▶ _DATA LISTING_:

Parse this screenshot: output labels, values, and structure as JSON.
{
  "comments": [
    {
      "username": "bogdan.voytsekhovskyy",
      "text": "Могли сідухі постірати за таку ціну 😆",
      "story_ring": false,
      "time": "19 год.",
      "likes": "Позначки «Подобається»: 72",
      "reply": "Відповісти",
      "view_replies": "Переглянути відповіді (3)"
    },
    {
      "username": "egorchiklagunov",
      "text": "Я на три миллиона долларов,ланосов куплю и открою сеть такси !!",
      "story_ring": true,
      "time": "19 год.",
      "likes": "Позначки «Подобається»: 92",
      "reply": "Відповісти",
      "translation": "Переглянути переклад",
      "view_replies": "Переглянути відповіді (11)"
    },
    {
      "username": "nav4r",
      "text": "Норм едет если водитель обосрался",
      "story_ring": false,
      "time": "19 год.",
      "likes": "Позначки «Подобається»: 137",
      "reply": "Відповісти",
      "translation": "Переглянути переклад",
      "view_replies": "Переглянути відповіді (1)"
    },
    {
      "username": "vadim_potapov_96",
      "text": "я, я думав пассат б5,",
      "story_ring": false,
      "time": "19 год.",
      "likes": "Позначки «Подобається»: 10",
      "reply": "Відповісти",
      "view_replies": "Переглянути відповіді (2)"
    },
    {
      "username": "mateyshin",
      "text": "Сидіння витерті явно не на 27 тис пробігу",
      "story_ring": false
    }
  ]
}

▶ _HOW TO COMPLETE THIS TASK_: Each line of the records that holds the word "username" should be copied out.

▶ _FINAL ANSWER_:
      "username": "bogdan.voytsekhovskyy",
      "username": "egorchiklagunov",
      "username": "nav4r",
      "username": "vadim_potapov_96",
      "username": "mateyshin",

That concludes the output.